**Problem requirements**
Report how many lines below contain the word "successfully", and give only that number.

[Entries taken from a collection]
--
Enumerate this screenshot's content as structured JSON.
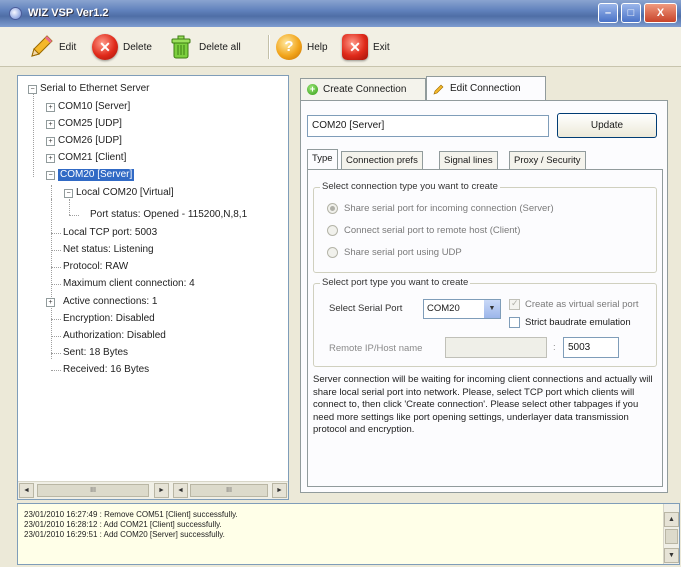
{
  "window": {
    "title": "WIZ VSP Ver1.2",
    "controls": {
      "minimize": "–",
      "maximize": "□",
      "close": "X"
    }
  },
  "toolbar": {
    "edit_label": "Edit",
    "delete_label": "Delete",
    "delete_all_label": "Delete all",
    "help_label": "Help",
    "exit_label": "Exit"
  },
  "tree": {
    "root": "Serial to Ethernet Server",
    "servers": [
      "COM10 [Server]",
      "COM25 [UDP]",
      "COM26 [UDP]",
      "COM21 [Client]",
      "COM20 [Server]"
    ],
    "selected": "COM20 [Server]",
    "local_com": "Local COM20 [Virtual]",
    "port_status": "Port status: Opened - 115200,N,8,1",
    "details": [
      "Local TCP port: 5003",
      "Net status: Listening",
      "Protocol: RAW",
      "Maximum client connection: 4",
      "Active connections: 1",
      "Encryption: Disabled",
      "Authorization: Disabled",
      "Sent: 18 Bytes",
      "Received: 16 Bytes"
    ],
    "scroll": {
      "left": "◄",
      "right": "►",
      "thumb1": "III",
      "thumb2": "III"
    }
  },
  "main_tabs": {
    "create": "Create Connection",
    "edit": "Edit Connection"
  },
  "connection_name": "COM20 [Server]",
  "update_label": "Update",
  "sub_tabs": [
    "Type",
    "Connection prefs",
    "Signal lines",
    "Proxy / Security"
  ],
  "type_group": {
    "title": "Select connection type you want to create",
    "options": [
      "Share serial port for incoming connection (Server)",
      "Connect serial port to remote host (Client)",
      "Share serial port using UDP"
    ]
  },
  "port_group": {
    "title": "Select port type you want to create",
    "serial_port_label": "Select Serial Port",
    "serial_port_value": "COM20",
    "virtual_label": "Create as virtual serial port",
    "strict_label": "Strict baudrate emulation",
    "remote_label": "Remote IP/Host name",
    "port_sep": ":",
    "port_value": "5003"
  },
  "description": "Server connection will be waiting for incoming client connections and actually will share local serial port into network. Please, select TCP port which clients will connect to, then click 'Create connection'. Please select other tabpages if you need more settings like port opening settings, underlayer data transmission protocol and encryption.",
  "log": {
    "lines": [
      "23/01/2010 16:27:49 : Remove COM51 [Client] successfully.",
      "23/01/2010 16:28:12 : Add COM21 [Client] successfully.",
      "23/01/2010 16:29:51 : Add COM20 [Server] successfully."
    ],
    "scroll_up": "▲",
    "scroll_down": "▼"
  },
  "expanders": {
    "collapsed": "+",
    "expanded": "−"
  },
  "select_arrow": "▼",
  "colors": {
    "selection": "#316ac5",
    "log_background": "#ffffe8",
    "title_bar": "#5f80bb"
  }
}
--
**Answer to the exercise**
3